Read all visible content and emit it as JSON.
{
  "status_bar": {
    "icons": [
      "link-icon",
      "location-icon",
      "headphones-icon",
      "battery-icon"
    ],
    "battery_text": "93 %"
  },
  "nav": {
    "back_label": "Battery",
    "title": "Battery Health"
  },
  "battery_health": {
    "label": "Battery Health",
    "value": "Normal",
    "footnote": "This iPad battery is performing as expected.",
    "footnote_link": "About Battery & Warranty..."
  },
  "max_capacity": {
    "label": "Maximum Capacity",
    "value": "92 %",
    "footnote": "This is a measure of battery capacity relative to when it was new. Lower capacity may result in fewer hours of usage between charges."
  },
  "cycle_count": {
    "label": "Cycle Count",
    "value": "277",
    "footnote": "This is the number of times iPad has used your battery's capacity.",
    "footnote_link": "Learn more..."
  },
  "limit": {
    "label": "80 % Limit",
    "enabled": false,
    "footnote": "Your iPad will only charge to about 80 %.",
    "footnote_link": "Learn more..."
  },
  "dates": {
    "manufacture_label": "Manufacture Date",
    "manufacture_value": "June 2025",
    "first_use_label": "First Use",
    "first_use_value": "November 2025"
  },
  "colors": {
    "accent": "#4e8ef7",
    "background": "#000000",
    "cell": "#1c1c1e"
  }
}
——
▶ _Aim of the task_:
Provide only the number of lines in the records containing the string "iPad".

▶ _Answer below_:
3